Amy Lowell (1874 – 1925), an influential yet undervalued American poet, was an energetic evangelist of the art of poetry for all her adult life. Here is presented “Lilacs,” said to be the one of the poet’s own favorites, and among the poems she recited most often in her many public readings.
First published first published in the New York Evening Post on September 18, 1920, “Lilacs” went on to be included in a 1922 modernist poetry anthology.
Finally, “Lilacs” became part of Lowell’s 1925 collection What’s O’ Clock, which received the Pulitzer Prize the following year. Unfortunately, the poet died before receiving this honor. She was only 51, having suffered from poor health for some time. Read More→
Who was Emily Brontë? This is a question not easily answered. This wonderful chronology of her brief life by W. Robertson Nicoll was part of the introduction to the 1908 edition of The Complete Poems of Emily Brontë provides much insight into how she lived and worked.
Emily Brontë (1818 – 1848), the British author known for the novel Wuthering Heights, was also recognized as a brilliant poet. The sister of Charlotte and Anne Brontë, she is arguably the most enigmatic of the trio who produced some of the most widely read classics in English literature.
Emily only lived to age thirty and led a sheltered life at Haworth Parsonage in Yorkshire, rarely encountering anyone outside her immediate family. Yet she Emily one of the most iconic novels of passion and tragedy. Wuthering Heights is rather dark study of desire and obsession, it also touches upon economic, social, and psychological issues and is often cited as the ideal “romantic novel.” Read More→
The relationship of Virginia Woolf and Vita Sackville-West has gone down in literary history, and even today it holds a fascination, epitomizing the allure of the unconventional, the bohemian, the slightly eccentric and exotic.
On December 15, 1922, Virginia Woolf recorded in her diary that she had met “the lovely aristocratic Sackville-West last night at Clive’s. Not much to my severer taste … all the supple ease of the aristocracy, but not the wit of the artist.”
She was, of course, writing of Vita, the woman who would go on to become her lover, friend, and confidante.

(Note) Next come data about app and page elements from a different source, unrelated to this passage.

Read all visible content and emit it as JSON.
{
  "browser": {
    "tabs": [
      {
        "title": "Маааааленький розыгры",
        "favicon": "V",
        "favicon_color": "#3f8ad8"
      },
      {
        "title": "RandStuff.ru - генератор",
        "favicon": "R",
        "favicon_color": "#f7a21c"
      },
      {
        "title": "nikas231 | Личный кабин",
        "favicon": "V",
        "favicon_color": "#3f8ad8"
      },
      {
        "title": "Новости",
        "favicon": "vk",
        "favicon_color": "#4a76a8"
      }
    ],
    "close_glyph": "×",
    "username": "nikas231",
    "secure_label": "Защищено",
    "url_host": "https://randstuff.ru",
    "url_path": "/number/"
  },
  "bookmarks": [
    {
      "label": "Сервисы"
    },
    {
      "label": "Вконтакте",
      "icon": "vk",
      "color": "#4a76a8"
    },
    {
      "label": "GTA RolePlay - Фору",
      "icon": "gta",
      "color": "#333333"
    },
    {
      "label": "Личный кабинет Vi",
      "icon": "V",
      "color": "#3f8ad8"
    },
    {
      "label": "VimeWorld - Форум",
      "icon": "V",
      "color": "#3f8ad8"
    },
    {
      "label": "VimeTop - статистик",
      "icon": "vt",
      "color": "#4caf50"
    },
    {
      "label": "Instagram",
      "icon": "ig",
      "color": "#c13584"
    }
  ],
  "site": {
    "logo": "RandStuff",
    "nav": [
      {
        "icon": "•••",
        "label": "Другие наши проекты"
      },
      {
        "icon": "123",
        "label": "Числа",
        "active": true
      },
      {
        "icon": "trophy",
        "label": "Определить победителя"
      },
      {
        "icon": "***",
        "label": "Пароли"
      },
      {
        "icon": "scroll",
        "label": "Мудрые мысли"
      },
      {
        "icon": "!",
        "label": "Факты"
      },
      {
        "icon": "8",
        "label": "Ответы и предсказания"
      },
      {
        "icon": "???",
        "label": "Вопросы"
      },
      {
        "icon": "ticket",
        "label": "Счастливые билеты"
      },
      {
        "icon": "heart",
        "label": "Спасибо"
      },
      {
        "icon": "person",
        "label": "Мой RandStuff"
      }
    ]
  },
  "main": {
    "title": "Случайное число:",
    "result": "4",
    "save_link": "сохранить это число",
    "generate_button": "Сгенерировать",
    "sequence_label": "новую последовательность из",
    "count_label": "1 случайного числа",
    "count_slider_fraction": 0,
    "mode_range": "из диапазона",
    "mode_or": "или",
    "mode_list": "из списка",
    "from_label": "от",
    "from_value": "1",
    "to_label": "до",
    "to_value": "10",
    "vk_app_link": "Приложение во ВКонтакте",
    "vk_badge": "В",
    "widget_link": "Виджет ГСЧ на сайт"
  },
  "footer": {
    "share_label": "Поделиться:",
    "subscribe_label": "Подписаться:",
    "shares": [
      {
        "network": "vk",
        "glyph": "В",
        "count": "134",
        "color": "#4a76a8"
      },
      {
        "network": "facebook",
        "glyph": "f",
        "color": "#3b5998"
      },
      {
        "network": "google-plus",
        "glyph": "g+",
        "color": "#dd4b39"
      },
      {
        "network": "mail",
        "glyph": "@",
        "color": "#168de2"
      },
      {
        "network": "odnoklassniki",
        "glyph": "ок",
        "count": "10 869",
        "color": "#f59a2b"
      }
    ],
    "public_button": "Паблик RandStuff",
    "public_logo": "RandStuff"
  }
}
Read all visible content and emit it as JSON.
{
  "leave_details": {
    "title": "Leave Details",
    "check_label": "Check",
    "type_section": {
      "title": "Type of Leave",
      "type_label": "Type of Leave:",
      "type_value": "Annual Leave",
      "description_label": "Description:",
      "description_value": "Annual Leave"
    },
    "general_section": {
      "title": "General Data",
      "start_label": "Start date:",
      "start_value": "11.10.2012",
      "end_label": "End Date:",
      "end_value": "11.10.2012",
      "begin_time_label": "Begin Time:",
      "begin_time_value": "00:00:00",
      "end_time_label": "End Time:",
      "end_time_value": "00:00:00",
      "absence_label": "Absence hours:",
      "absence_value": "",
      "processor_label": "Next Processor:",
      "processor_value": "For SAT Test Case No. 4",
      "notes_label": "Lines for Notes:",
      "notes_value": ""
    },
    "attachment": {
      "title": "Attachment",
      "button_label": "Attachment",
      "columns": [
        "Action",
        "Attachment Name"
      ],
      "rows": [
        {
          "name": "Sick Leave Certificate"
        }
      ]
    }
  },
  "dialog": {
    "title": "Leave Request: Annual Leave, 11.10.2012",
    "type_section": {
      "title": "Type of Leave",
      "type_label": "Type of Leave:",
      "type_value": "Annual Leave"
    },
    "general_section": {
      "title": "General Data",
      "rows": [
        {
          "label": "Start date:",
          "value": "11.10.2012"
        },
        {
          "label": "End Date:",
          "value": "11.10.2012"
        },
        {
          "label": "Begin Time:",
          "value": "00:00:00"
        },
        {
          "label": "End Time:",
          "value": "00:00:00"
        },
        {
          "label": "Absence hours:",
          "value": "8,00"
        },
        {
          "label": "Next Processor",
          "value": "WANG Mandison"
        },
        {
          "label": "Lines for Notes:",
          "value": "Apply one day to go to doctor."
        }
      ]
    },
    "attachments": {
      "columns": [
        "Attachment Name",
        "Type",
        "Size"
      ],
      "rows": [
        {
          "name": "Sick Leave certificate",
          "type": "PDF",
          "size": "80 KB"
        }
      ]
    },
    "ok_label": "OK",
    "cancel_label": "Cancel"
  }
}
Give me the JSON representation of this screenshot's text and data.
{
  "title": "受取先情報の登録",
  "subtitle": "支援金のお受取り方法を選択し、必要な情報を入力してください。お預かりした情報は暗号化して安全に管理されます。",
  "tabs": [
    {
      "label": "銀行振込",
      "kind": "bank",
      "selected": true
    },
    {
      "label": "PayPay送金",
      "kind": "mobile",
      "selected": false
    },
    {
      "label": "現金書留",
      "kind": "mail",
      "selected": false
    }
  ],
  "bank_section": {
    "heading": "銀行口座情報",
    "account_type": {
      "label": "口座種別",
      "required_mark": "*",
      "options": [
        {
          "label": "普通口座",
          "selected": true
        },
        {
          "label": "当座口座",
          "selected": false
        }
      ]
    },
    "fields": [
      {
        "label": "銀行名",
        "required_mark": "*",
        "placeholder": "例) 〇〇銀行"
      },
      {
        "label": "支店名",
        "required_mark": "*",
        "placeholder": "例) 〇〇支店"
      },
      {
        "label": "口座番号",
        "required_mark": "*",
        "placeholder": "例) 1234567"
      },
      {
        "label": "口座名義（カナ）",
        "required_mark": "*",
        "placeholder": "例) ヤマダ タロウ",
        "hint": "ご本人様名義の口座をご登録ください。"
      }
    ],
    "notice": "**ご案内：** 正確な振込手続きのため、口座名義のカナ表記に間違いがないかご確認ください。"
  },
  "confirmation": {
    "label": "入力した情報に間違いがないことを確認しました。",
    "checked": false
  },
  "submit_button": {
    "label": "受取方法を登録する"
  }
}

Read More→
Ida B. Wells (1862–1931), also known as Ida B. Wells-Barnett, was a fearless journalist and crusader in the early civil rights movement. She was a feminist, editor, sociologist, and one of the founders of the NAACP.
She was best known for spearheading a national antilynching campaign, through which she worked tirelessly to end the uniquely American practice of the public mob murders of African-Americans. Wells’s reputation has continued to grow after her death.
There have been journalism awards established in her name as well as scholarships endowed in her honor, and there is even a museum celebrating her legacy in her hometown in Mississippi. Read More→
It is a truth universally acknowledged that there are Jane Austen fans so devoted that they read Pride and Prejudice (and/or her other novels) every year or two. Contemporary Austen-flavored retellings only add fuel to the literary fire. In that vein, the witty pen of Sonali Dev has produced Pride, Prejudice and Other Flavors (2019) and Recipe for Persuasion (2020).
For fervent devotees, for whom there can never be Too Much Jane, Ms. Dev’s novels will be a delicious treat. They transpose Austen-esque complicated relationships to the modern world, and season them with culinary themes. Here’s a look at these entertaining reads by Sonali Dev. Read More→
Margaret Walker (July 15, 1915 – November 30, 1998) was an American poet and novelist. She is recognized today as one of the foremost African-American female writers of her generation. In addition to her acclaimed novel, Jubilee (1966), she wrote several volumes of poetry.
Walker participated in the literary movement known as the Chicago Black Renaissance, and was a long-time friend of novelist and poet Richard Wright.
Walker was a university professor from the 1940s through the 1970s, and she held positions at colleges in North Carolina, West Virginia and Mississippi. She received six honorary degrees and was inducted into the African American Literary Hall of Fame in October 1998. Read More→
Mary Eleanor Wilkins Freeman (1852 – 1930), more commonly known as Mary E. Wilkins Freeman, was an American novelist and short story writer. Though no longer widely read, her 1891 short story, “A New England Nun,” is widely anthologized and still studied.
Born in Randolph, Massachusetts, Freeman came from New England Puritan stock. A prolific writer of novels, short stories, children’s books, and poems, her work has been largely forgotten, though it’s widely available online, all of it being in the public domain.
Johanna Spyri (1827 – 1901), the author of Heidi, has been called the “Swiss Louisa May Alcott.” Tens of millions of copies of this classic children’s novel (first published in 1881) have sold worldwide in translations of more than forty languages.
Originally written in German, Heidi was Spyri’s first published novel. None of her subsequent books — and there were many — achieved the level of success as did Heidi. It’s not only the bestselling Swiss book ever published, but one of the bestselling books in the world.
Heidi has also been adapted numerous times to the stage, including an opera, plus several movies and television series. Read More→